Singing a new tune on ASEAN Consensus
In an interview with Russian state-owned news agency RIA Novosti during his recent visit to the country, junta chief Min Aung Hlaing distanced himself from the Association of Southeast Asian Nations (ASEAN)’s “Five-Point Consensus” on the Myanmar crisis. At a regional summit last year, he agreed to implement the pact.
In April 2021, two months after the military coup, the leaders of the nine other ASEAN countries and junta chief Min Aung Hlaing agreed to five points, including the need for an immediate end to violence in the country; facilitating humanitarian assistance by ASEAN; and allowing the ASEAN special envoy to visit Myanmar and meet with all parties.
Since then the junta chief has defied each point as he oversees a brutal nationwide crackdown aimed at suppressing millions of people opposed to military rule.
In a televised address on Aug. 1 to mark 18 months since the putsch, Min Aung Hlaing blamed COVID-19 and political instability for his failure to implement the consensus.
But during his recent trip, he changed his tune, telling RIA the agreement was put together in a one-sided manner by ASEAN leaders, according to a report published in junta-controlled Burmese-language newspapers. In the interview, he even said ASEAN must accept his regime because it was formed in line with the military-drafted 2008 Constitution, while accusing certain countries of interfering in the internal affairs of Myanmar.
This year’s ASEAN chair, Cambodian Prime Minister Hun Sen, has suggested rethinking the consensus, while bloc member Malaysia has refused to recognize the junta, saying it would engage with the parallel National Unity Government.
Endless lies—this time it’s COVID
Just a few days after Min Aung Hlaing told Russia’s RIA news agency that COVID-19 was under control in Myanmar, a surge in cases was reported with fatalities.
According to the junta-controlled Ministry of Health, 384 cases were reported in the first half of September with six fatalities. Quarantine centers have been reopened in Naypyitaw, the administrative capital. And due to large clusters of infections among the staff of the Transport and Communications Ministry, staff were on Sept. 12 ordered to work from home for two weeks in shifts.
Amid the new wave, large crowds of military supporters led by deputy junta chief Soe Win—including traditional dance troupes and those bearing banners—welcomed Min Aung Hlaing home on his return from Russia on Sept. 12
Contrary to what Min Aung Hlaing told the Russian news agency, the junta’s Health Ministry called for active cooperation to prepare for a possible health crisis.
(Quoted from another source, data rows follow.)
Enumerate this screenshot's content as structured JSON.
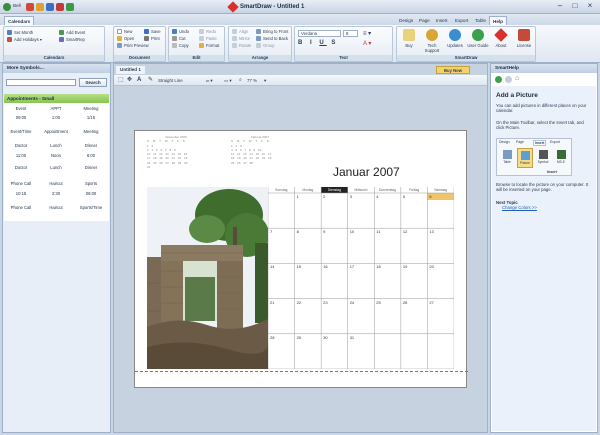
{
  "titlebar": {
    "quick_access_label": "Bell",
    "app_title": "SmartDraw - Untitled 1"
  },
  "menu": {
    "file_tab": "Calendars",
    "tabs": [
      "Design",
      "Page",
      "Insert",
      "Export",
      "Table",
      "Help"
    ],
    "active": "Help"
  },
  "ribbon": {
    "calendars": {
      "label": "Calendars",
      "items": [
        "Set Month",
        "Add Holidays",
        "Add Event",
        "SmartRep"
      ]
    },
    "document": {
      "label": "Document",
      "items": [
        "New",
        "Open",
        "Print Preview",
        "Save",
        "Print"
      ]
    },
    "edit": {
      "label": "Edit",
      "items": [
        "Undo",
        "Cut",
        "Copy",
        "Redo",
        "Paste",
        "Format"
      ]
    },
    "arrange": {
      "label": "Arrange",
      "items": [
        "Align",
        "Mirror",
        "Rotate",
        "Bring to Front",
        "Send to Back",
        "Group"
      ]
    },
    "text": {
      "label": "Text",
      "font": "Verdana",
      "size": "8"
    },
    "smartdraw": {
      "label": "SmartDraw",
      "buttons": [
        "Buy",
        "Tech Support",
        "Updates",
        "User Guide",
        "About",
        "License"
      ]
    }
  },
  "left": {
    "search_title": "More Symbols...",
    "search_button": "Search",
    "library_title": "Appointments - Small",
    "cells": [
      [
        "Event",
        "APPT",
        "Meeting"
      ],
      [
        "09:00",
        "1:00",
        "1/15"
      ],
      [
        "Event/Time",
        "Appointment",
        "Meeting"
      ],
      [
        "Doctor",
        "Lunch",
        "Dinner"
      ],
      [
        "11:00",
        "Noon",
        "6:00"
      ],
      [
        "Doctor",
        "Lunch",
        "Dinner"
      ],
      [
        "Phone Call",
        "Haircut",
        "Sports"
      ],
      [
        "10:15",
        "2:30",
        "06:00"
      ],
      [
        "Phone Call",
        "Haircut",
        "Sports/Time"
      ]
    ]
  },
  "doc": {
    "tab": "Untitled 1",
    "toolbar": {
      "line_style": "Straight Line",
      "zoom": "77 %"
    },
    "buy_button": "Buy Now",
    "calendar": {
      "title": "Januar 2007",
      "mini_prev": "Dezember 2006",
      "mini_next": "Februar 2007",
      "days": [
        "Sonntag",
        "Montag",
        "Dienstag",
        "Mittwoch",
        "Donnerstag",
        "Freitag",
        "Samstag"
      ],
      "mini_days": [
        "S",
        "M",
        "T",
        "W",
        "T",
        "F",
        "S"
      ],
      "mini_prev_rows": [
        "1 2",
        "3 4 5 6 7 8 9",
        "10 11 12 13 14 15 16",
        "17 18 19 20 21 22 23",
        "24 25 26 27 28 29 30",
        "31"
      ],
      "mini_next_rows": [
        "1 2 3",
        "4 5 6 7 8 9 10",
        "11 12 13 14 15 16 17",
        "18 19 20 21 22 23 24",
        "25 26 27 28"
      ],
      "weeks": [
        [
          "",
          "1",
          "2",
          "3",
          "4",
          "5",
          "6"
        ],
        [
          "7",
          "8",
          "9",
          "10",
          "11",
          "12",
          "13"
        ],
        [
          "14",
          "15",
          "16",
          "17",
          "18",
          "19",
          "20"
        ],
        [
          "21",
          "22",
          "23",
          "24",
          "25",
          "26",
          "27"
        ],
        [
          "28",
          "29",
          "30",
          "31",
          "",
          "",
          ""
        ]
      ]
    }
  },
  "right": {
    "title": "SmartHelp",
    "heading": "Add a Picture",
    "p1": "You can add pictures in different places on your calendar.",
    "p2": "On the Main Toolbar, select the Insert tab, and click Picture.",
    "mini_tabs": [
      "Design",
      "Page",
      "Insert",
      "Export"
    ],
    "mini_buttons": [
      "Table",
      "Picture",
      "Symbol",
      "MS-E"
    ],
    "mini_group": "Insert",
    "p3": "Browse to locate the picture on your computer. It will be inserted on your page.",
    "next_label": "Next Topic",
    "next_link": "Change Colors >>"
  }
}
Accommodating a new ‘friend’
With the Myanmar military regime growing increasingly reliant on Russia, including militarily, regime leader Min Aung Hlaing said there are opportunities and prospects for cooperation when asked by the Russian RIA news agency about the possibility of Russian troop deployments in Myanmar.
Faced with a leading question from RIA about whether he would welcome Russian Defense Ministry delegations and accept Russian military bases on Myanmar’s territory, for the sake of “geopolitical balancing”, Min Aung Hlaing replied that while the Myanmar constitution does not allow deployment of foreign troops on Myanmar’s soil, ways could be sought to find out how to best cooperate within the framework of the 2008 charter.
Myanmar has no tradition of allowing foreign troops being deployed on its soil, and Section 42 (b) of the military-drafted 2008 Constitution also bars deployment of foreign troops in the territory of the Union.
Isolated by Western sanctions, Russia might be considering cementing its ties with the regime, one of its major arms buyers, to engage in trade in various sectors and to use Myanmar to expand its influence in the Asia-Pacific region including Southeast Asia.
Russian President Vladimir Putin has called Myanmar a long-standing and reliable partner in Southeast Asia. And it appears Min Aung Hlaing will ignore Myanmar’s traditional “active and non-aligned” foreign policy and dance according to Putin’s tune.
Playing with Daw Aung San Suu Kyi’s fate
In his latest comments on his arrest of Myanmar democracy leader Daw Aung San Suu Kyi, regime leader Min Aung Hlaing told Russian news agency RIA that no further decisions will be taken regarding the detained State Counselor until all her legal trials are complete.
In August, he told UN Special Envoy Noeleen Heyzer: “We will consider how to proceed depending on the response our actions receive after the completion of the judiciary process.”
His comments simply reveal that he will continue to hold Daw Aung San Suu Kyi hostage in order to further his political interests. He will use her depending on the extent to which there is local and international pressure against his regime in the coming months. Sending her back to house arrest from solitary confinement in Naypyitaw Prison, where she has been since June, after all the trials against her are done may be one possible option for him to manipulate international opinion. For the vast majority of Myanmar people, who want to get rid of him, such a hidden agenda would not impress them.
So far, Daw Aung San Suu Kyi has been sentenced to 20 years in prison in 11 cases filed against her by the regime. Many believe the cases are politically motivated by the regime to keep her out of Myanmar politics forever. She still faces another eight cases.